Whole 30 ultimately requires you to commit, plan, execute that plan, and be mindful at all times of what you are eating. Or not eating, as is often the case. It’s not about starvation or about “dieting”; rather, I gave exactly zero cares about calories during the program. I ate each meal until I was full, and then I waited –
no almost no snacking – for the next meal. Rinse and repeat. It sounds like a “diet” at first, but it’s not really a diet as much as it’s just forcing you to be 100% clear on what you’re eating and when you’re eating it.
*I should note that in no way, shape or form did the Whole30 people sanction this. In fact, I would probably be on their list of the last people on earth they’d want to blog about it. Lest you were to think this is in any way sponsored, it is most certainly not. Just me subjecting my body to experiments.Pin It
(*scribble scribble crumple*) Did you hear that? It’s me writing things!
Apparently my whole entire being felt the need to take a break for *ahem* a month or something. It wasn’t planned, but looking back, it should have been: it seems as though there are two key things I repeatedly forget in both blogging and in life, which are:
- I can’t actually do everything all at once, and
- There are not unlimited hours in the day; wishing does not actually make that so.
So, good news, I have not been kidnapped Misery-style by a Kathy Bates-like person, nor have I lost use of my fingers. Yay? I’ll tell you what I have been up to, though, if you’re interested. Continue reading →Pin It

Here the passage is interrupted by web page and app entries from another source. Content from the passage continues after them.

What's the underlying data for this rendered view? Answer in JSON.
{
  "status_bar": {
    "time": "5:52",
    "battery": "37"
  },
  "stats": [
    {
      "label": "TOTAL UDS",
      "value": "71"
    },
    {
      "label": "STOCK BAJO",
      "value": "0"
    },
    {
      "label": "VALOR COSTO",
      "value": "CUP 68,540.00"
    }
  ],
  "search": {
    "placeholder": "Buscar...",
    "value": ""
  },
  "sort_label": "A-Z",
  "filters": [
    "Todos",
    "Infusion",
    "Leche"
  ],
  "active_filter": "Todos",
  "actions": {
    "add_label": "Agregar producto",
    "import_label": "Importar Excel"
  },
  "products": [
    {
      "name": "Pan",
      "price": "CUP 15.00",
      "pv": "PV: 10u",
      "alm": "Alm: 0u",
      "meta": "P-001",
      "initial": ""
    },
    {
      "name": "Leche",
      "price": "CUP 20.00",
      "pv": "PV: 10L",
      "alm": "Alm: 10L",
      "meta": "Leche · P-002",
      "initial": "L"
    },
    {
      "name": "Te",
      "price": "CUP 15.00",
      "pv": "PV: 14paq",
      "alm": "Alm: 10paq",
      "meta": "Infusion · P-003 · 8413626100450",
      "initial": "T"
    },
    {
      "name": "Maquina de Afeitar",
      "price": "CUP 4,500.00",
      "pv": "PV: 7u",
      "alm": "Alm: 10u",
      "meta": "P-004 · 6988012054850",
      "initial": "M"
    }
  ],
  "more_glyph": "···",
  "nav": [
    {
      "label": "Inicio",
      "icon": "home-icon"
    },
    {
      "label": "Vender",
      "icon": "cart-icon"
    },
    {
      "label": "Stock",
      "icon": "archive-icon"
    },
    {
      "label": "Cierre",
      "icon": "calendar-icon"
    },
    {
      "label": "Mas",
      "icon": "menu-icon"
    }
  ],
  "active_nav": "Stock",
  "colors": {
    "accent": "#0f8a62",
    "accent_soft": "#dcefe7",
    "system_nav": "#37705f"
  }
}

feast magazine, june 2014: pomegranate molasses-glazed chicken thighs + tangled arugula and summer berry salad.
I’m a little late to the party on this one; we’re already 4 days into June, and for reasons relating to my Wee One’s first week home from school and general summer happenings, I’m just now sitting down to write this. This month’s Feast Magazine is a winner; I know this based not only upon what’s inside it, but by the haste in which people snatched it off the shelves this month. My go-to newstand was cleaned out by June 2nd, and the place I finally found them at only had a few left for me to grab: evidently we are a burger-cover-lovin’ type of people here in Saint Louis. I couldn’t be more proud, and that burger on the cover couldn’t be more seductive. Continue reading →Pin It
Remember how I told you that I’d give you another thing you could use your Greek dressing with? It’s these very small turkey burgers.
And don’t worry, you’re not seeing things: those burgers are green, because they’re made with a combination of spinach and turkey. Does that sound weird? Maybe, but they’re really good and actually pretty healthy for you: they come from everyone’s favorite Gwyneth Paltrow cookbook, It’s All Good. You know I love this cookbook too, almost as much as I love cookies. Continue reading →Pin It
In the spring and summer, I’ve noticed a pattern: I go Greek. “Greek” as in Greek salads, homemade Greek dressing, Greek bread, ingredients I normally associate with Greece, and so on. I don’t know what nudges me into that Mediterranean mindset: maybe it’s that I imagine the best place in the world to be right now would be in one of those bleached-stone and-blue roofed hideaways in Santorini overlooking the sea. Maybe it’s that I love history, and Greece is as old as time itself. Maybe it’s just that I love the food.Pin It